_Source records:_
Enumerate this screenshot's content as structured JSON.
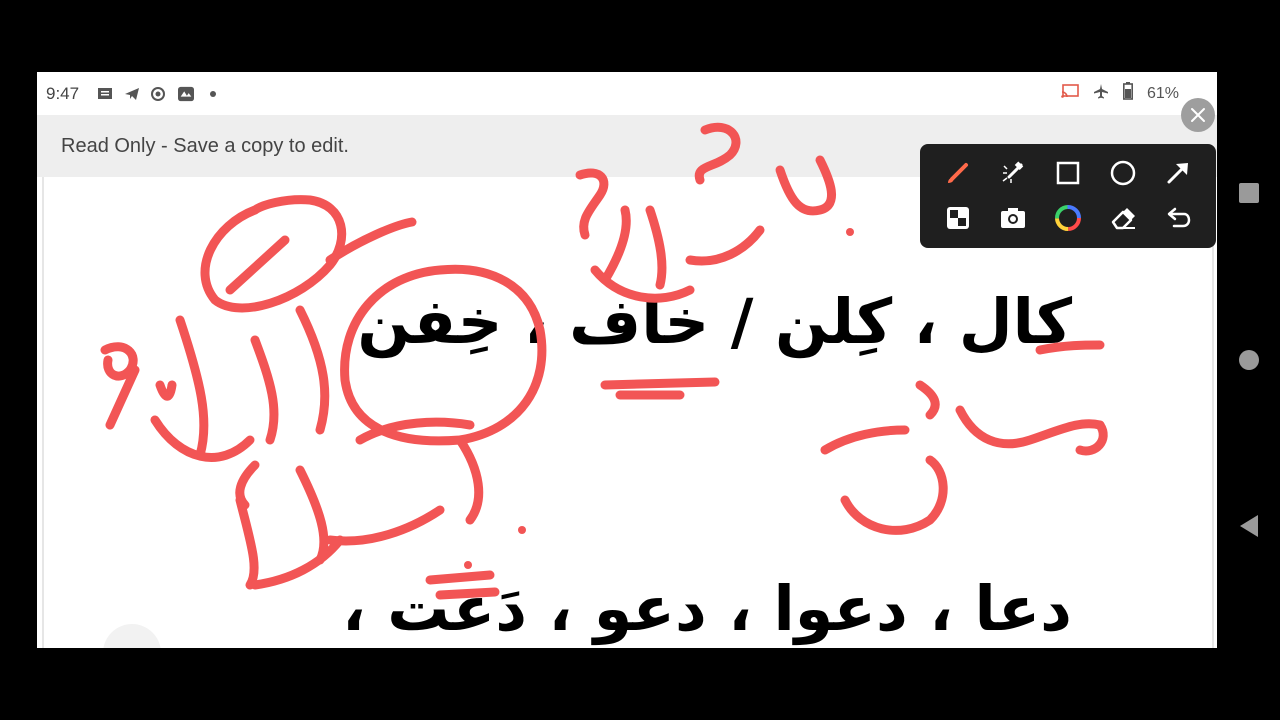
{
  "status_bar": {
    "time": "9:47",
    "left_icons": [
      "message-icon",
      "telegram-icon",
      "recorder-icon",
      "gallery-icon",
      "dot-icon"
    ],
    "right_icons": [
      "cast-icon",
      "airplane-icon",
      "battery-icon"
    ],
    "battery": "61%"
  },
  "banner": {
    "text": "Read Only - Save a copy to edit."
  },
  "document": {
    "line1": "كال ، كِلن / خاف ، خِفن",
    "line2": "دعا ، دعوا ، دعو ، دَعت ،"
  },
  "annotation_toolbar": {
    "tools": [
      "brush-icon",
      "laser-pointer-icon",
      "rectangle-icon",
      "circle-icon",
      "arrow-icon",
      "mosaic-icon",
      "camera-icon",
      "color-wheel-icon",
      "eraser-icon",
      "undo-icon"
    ],
    "accent_color": "#ff5a5a"
  },
  "colors": {
    "ink": "#f25555",
    "toolbar_bg": "#1f1f1f",
    "banner_bg": "#eeeeee"
  },
  "nav_bar": {
    "buttons": [
      "recents-button",
      "home-button",
      "back-button"
    ]
  }
}
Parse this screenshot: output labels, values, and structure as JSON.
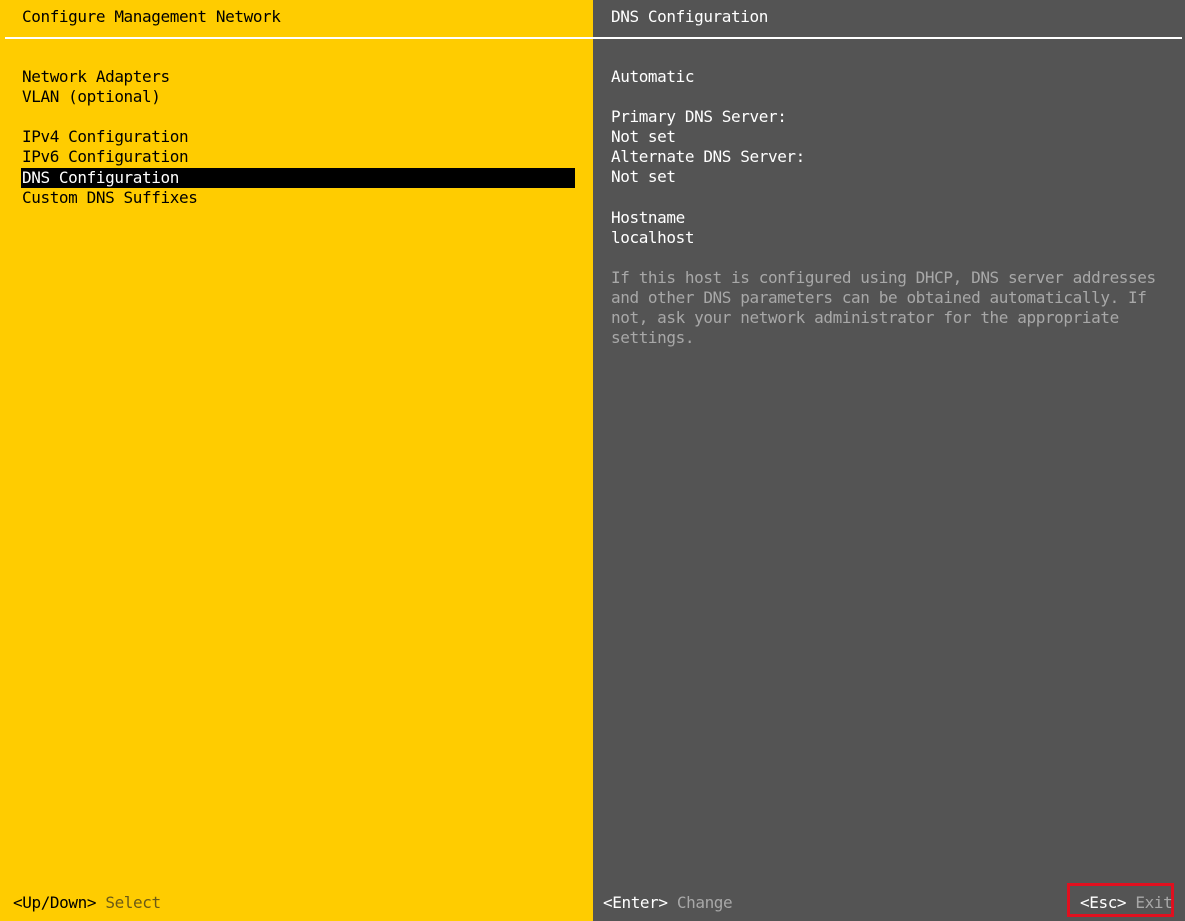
{
  "left_panel": {
    "title": "Configure Management Network",
    "menu_items": [
      {
        "label": "Network Adapters",
        "selected": false
      },
      {
        "label": "VLAN (optional)",
        "selected": false
      },
      {
        "label": "IPv4 Configuration",
        "selected": false
      },
      {
        "label": "IPv6 Configuration",
        "selected": false
      },
      {
        "label": "DNS Configuration",
        "selected": true
      },
      {
        "label": "Custom DNS Suffixes",
        "selected": false
      }
    ],
    "footer": {
      "key": "<Up/Down>",
      "action": "Select"
    }
  },
  "right_panel": {
    "title": "DNS Configuration",
    "mode": "Automatic",
    "primary_dns_label": "Primary DNS Server:",
    "primary_dns_value": "Not set",
    "alternate_dns_label": "Alternate DNS Server:",
    "alternate_dns_value": "Not set",
    "hostname_label": "Hostname",
    "hostname_value": "localhost",
    "help_text": "If this host is configured using DHCP, DNS server addresses\nand other DNS parameters can be obtained automatically. If\nnot, ask your network administrator for the appropriate\nsettings.",
    "footer_enter": {
      "key": "<Enter>",
      "action": "Change"
    },
    "footer_esc": {
      "key": "<Esc>",
      "action": "Exit"
    }
  },
  "colors": {
    "left_background": "#ffcc00",
    "right_background": "#545454",
    "selection_background": "#000000",
    "highlight_box": "#e0101f"
  }
}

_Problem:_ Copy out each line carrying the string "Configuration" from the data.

_Output of the task:_
        "label": "IPv4 Configuration",
        "label": "IPv6 Configuration",
        "label": "DNS Configuration",
    "title": "DNS Configuration",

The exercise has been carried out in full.